In full and unaltered, output the records below.
Start of DATA RECORDS
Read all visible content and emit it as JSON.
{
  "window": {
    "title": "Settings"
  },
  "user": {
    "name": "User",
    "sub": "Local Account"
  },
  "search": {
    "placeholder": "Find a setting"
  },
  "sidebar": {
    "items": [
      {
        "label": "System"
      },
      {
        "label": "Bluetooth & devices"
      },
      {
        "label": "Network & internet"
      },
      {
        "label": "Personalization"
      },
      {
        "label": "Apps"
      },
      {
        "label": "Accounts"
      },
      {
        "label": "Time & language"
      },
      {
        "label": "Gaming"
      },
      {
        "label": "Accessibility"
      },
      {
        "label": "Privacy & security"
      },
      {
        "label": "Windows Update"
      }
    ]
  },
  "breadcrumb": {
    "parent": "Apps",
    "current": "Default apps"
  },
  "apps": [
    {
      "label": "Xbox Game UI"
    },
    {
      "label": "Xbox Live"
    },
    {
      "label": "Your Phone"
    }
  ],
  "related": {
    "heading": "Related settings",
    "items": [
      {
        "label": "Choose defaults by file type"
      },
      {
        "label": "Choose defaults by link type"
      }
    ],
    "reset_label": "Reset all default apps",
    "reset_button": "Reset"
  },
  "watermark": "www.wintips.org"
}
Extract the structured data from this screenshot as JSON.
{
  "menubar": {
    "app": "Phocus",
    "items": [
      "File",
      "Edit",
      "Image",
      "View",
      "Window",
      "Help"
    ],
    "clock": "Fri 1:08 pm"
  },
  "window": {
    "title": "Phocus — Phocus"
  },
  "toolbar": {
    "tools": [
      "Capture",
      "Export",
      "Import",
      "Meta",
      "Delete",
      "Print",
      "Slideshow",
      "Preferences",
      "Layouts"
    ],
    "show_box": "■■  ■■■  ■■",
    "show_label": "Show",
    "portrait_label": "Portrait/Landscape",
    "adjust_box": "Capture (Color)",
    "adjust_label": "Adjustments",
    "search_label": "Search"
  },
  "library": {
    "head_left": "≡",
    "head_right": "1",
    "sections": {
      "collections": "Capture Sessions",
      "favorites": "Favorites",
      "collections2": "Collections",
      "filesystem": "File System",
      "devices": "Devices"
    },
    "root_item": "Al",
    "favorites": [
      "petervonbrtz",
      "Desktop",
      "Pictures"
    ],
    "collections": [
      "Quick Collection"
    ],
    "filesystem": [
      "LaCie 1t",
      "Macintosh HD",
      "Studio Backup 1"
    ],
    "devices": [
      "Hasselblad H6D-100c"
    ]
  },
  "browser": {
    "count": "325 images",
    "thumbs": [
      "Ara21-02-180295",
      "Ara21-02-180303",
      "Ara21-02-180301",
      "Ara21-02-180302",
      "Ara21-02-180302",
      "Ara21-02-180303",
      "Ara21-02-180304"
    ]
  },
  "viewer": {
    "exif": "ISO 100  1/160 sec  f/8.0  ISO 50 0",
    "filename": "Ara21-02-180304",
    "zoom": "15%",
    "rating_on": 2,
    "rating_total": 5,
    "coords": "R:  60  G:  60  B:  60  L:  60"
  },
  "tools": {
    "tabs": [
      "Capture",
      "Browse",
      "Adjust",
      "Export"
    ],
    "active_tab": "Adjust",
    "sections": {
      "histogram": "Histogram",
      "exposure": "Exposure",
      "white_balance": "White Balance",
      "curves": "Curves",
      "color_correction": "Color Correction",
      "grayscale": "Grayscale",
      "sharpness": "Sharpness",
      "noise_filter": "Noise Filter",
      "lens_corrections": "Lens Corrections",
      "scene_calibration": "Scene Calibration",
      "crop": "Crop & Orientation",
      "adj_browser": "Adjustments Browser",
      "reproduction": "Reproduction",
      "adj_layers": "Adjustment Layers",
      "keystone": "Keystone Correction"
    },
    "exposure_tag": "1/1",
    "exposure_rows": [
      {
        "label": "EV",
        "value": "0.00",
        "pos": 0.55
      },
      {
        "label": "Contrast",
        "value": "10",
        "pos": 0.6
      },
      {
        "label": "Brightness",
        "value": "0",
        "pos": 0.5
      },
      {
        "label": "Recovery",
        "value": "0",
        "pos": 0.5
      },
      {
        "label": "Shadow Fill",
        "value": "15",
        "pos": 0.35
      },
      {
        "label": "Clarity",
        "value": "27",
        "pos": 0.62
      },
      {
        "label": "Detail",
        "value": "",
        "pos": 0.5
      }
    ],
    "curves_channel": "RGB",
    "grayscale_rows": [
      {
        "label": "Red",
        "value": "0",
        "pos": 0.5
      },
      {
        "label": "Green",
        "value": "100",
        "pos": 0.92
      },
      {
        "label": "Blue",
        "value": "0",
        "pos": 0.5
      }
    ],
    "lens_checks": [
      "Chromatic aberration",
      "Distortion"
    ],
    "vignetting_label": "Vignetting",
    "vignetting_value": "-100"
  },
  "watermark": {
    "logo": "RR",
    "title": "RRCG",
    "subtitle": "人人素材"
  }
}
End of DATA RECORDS
TASK RESULT —
Read all visible content and emit it as JSON.
{
  "window": {
    "title": "Settings"
  },
  "user": {
    "name": "User",
    "sub": "Local Account"
  },
  "search": {
    "placeholder": "Find a setting"
  },
  "sidebar": {
    "items": [
      {
        "label": "System"
      },
      {
        "label": "Bluetooth & devices"
      },
      {
        "label": "Network & internet"
      },
      {
        "label": "Personalization"
      },
      {
        "label": "Apps"
      },
      {
        "label": "Accounts"
      },
      {
        "label": "Time & language"
      },
      {
        "label": "Gaming"
      },
      {
        "label": "Accessibility"
      },
      {
        "label": "Privacy & security"
      },
      {
        "label": "Windows Update"
      }
    ]
  },
  "breadcrumb": {
    "parent": "Apps",
    "current": "Default apps"
  },
  "apps": [
    {
      "label": "Xbox Game UI"
    },
    {
      "label": "Xbox Live"
    },
    {
      "label": "Your Phone"
    }
  ],
  "related": {
    "heading": "Related settings",
    "items": [
      {
        "label": "Choose defaults by file type"
      },
      {
        "label": "Choose defaults by link type"
      }
    ],
    "reset_label": "Reset all default apps",
    "reset_button": "Reset"
  },
  "watermark": "www.wintips.org"
}
Extract the structured data from this screenshot as JSON.
{
  "menubar": {
    "app": "Phocus",
    "items": [
      "File",
      "Edit",
      "Image",
      "View",
      "Window",
      "Help"
    ],
    "clock": "Fri 1:08 pm"
  },
  "window": {
    "title": "Phocus — Phocus"
  },
  "toolbar": {
    "tools": [
      "Capture",
      "Export",
      "Import",
      "Meta",
      "Delete",
      "Print",
      "Slideshow",
      "Preferences",
      "Layouts"
    ],
    "show_box": "■■  ■■■  ■■",
    "show_label": "Show",
    "portrait_label": "Portrait/Landscape",
    "adjust_box": "Capture (Color)",
    "adjust_label": "Adjustments",
    "search_label": "Search"
  },
  "library": {
    "head_left": "≡",
    "head_right": "1",
    "sections": {
      "collections": "Capture Sessions",
      "favorites": "Favorites",
      "collections2": "Collections",
      "filesystem": "File System",
      "devices": "Devices"
    },
    "root_item": "Al",
    "favorites": [
      "petervonbrtz",
      "Desktop",
      "Pictures"
    ],
    "collections": [
      "Quick Collection"
    ],
    "filesystem": [
      "LaCie 1t",
      "Macintosh HD",
      "Studio Backup 1"
    ],
    "devices": [
      "Hasselblad H6D-100c"
    ]
  },
  "browser": {
    "count": "325 images",
    "thumbs": [
      "Ara21-02-180295",
      "Ara21-02-180303",
      "Ara21-02-180301",
      "Ara21-02-180302",
      "Ara21-02-180302",
      "Ara21-02-180303",
      "Ara21-02-180304"
    ]
  },
  "viewer": {
    "exif": "ISO 100  1/160 sec  f/8.0  ISO 50 0",
    "filename": "Ara21-02-180304",
    "zoom": "15%",
    "rating_on": 2,
    "rating_total": 5,
    "coords": "R:  60  G:  60  B:  60  L:  60"
  },
  "tools": {
    "tabs": [
      "Capture",
      "Browse",
      "Adjust",
      "Export"
    ],
    "active_tab": "Adjust",
    "sections": {
      "histogram": "Histogram",
      "exposure": "Exposure",
      "white_balance": "White Balance",
      "curves": "Curves",
      "color_correction": "Color Correction",
      "grayscale": "Grayscale",
      "sharpness": "Sharpness",
      "noise_filter": "Noise Filter",
      "lens_corrections": "Lens Corrections",
      "scene_calibration": "Scene Calibration",
      "crop": "Crop & Orientation",
      "adj_browser": "Adjustments Browser",
      "reproduction": "Reproduction",
      "adj_layers": "Adjustment Layers",
      "keystone": "Keystone Correction"
    },
    "exposure_tag": "1/1",
    "exposure_rows": [
      {
        "label": "EV",
        "value": "0.00",
        "pos": 0.55
      },
      {
        "label": "Contrast",
        "value": "10",
        "pos": 0.6
      },
      {
        "label": "Brightness",
        "value": "0",
        "pos": 0.5
      },
      {
        "label": "Recovery",
        "value": "0",
        "pos": 0.5
      },
      {
        "label": "Shadow Fill",
        "value": "15",
        "pos": 0.35
      },
      {
        "label": "Clarity",
        "value": "27",
        "pos": 0.62
      },
      {
        "label": "Detail",
        "value": "",
        "pos": 0.5
      }
    ],
    "curves_channel": "RGB",
    "grayscale_rows": [
      {
        "label": "Red",
        "value": "0",
        "pos": 0.5
      },
      {
        "label": "Green",
        "value": "100",
        "pos": 0.92
      },
      {
        "label": "Blue",
        "value": "0",
        "pos": 0.5
      }
    ],
    "lens_checks": [
      "Chromatic aberration",
      "Distortion"
    ],
    "vignetting_label": "Vignetting",
    "vignetting_value": "-100"
  },
  "watermark": {
    "logo": "RR",
    "title": "RRCG",
    "subtitle": "人人素材"
  }
}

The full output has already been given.